Shasta-Trinity National Forest
The Shasta-Trinity National Forest is the largest National Forest in California with a diverse landscape ranging from 1,000 feet to 14,162 feet. The Forest encompasses five wilderness areas, hundreds of mountain lakes and 6,278 miles of streams and rivers.
The Shasta-T includes portions of five designated Wilderness Areas: Castle Crags, Chanchellulla, Mount Shasta, Trinity Alps and Yolla Bolly-Middle Eel.
The main branch of the Trinity River is a designated Wild and Scenic River which runs through the forest. A 154-mile section of the Pacific Crest Trail runs in an east - west direction across the Shasta-Trinity National Forest. The Trinity Heritage and the Trinity River Scenic Byways are two scenic drives in the area.
Shasta Lake's 365 miles of shoreline, comprised of many arms and inlets, make it a paradise for explorers and boaters alike. The four major arms of the lake, Sacramento, McCloud, Squaw Creek and Pit offer spectacular scenery as well as unusual geologic and historic areas of interest.
The Whiskeytown-Shasta-Trinity National Recreation Area is divided into three units: Whiskeytown, Shasta and Trinity.

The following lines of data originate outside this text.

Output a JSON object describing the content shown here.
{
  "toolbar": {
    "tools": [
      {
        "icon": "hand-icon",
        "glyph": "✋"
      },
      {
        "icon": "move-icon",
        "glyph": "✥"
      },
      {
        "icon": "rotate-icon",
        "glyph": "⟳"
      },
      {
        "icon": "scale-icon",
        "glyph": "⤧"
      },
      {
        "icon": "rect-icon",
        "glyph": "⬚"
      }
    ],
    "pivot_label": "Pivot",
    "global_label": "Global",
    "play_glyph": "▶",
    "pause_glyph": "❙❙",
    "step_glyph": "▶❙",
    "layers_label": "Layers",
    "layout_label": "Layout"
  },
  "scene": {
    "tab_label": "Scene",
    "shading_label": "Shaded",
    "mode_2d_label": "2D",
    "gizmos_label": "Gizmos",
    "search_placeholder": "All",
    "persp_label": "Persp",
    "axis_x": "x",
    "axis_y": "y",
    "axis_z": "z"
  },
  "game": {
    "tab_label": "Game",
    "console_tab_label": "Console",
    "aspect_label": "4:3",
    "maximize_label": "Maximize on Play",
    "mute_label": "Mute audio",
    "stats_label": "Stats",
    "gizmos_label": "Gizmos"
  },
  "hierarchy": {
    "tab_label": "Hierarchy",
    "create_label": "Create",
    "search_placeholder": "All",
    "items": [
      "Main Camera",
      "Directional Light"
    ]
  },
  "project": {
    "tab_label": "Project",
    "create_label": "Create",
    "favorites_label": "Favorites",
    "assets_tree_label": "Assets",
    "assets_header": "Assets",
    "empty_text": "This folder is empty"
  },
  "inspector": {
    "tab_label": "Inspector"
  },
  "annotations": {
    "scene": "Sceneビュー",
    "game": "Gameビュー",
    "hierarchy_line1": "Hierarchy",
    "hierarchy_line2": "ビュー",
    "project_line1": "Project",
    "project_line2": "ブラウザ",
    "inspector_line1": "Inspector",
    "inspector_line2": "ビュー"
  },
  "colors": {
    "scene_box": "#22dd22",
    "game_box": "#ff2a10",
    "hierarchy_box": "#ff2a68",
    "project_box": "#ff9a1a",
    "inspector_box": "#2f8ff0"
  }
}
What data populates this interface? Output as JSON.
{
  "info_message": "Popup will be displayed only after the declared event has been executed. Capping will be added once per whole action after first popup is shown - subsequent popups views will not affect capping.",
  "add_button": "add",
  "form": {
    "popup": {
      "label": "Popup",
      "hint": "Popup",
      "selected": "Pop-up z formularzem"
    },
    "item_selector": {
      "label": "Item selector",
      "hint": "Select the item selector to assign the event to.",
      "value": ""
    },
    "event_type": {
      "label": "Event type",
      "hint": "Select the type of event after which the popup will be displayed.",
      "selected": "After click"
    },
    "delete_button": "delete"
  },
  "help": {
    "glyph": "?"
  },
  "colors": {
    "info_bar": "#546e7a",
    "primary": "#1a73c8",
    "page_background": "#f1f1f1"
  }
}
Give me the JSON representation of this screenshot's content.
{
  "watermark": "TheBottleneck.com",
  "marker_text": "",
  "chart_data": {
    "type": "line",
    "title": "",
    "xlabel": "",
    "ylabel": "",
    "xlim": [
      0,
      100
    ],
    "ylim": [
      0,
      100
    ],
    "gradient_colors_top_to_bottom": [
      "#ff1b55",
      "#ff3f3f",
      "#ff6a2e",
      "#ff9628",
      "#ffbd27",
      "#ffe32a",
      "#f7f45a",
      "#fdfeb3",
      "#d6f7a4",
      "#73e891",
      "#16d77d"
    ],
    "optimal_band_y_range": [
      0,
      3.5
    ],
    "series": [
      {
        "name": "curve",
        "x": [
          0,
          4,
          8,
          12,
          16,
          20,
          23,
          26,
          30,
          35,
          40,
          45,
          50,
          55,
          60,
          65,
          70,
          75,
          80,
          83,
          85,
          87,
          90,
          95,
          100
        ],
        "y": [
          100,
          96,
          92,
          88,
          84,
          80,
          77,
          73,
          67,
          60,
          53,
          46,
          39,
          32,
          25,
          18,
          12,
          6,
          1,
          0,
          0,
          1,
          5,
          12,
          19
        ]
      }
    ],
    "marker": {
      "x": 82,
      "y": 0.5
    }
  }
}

Each of these areas encompasses a large manmade lake and its surrounding terrain. This National Recreation Area is a Mecca for outdoor activities including camping, fishing, swimming, paddling, boating, backpacking, horseback riding, mountain biking, off-roading and hunting.
The Forest has a wide range of recreation activities for every interest. Click here to see the comprehensive, printable array of activities. Make sure you check out the points of interest and wildlife watching spots before visiting the Forest.
Explore more in-depth recreation options found on the Shasta-T by visiting the four Management Unit areas: South Fork Management Unit; Trinity River Management Unit;Shasta McCloud Management Unit; and Shasta-Trinity National Recreation Area.
Looking for a great place to get away? The Shasta-T has just what you're looking for with several fire lookout stations and historic cabins available for rent.
The Forest has an interesting heritage. Two American Indian groups lived in the South Fork Management Unit area; the Chimariko and the Nor-Rel-Muk Wintu. The earliest identified group was the Chimariko. These people spoke a language that was part of the Hokan stock, a linguistic grouping ranging from Southern Oregon to Central America. The Chimariko name for Hayfork Valley was tranqoma (no defined meaning) and Hyampom Valley maytsa (meaning 'field' or 'flat').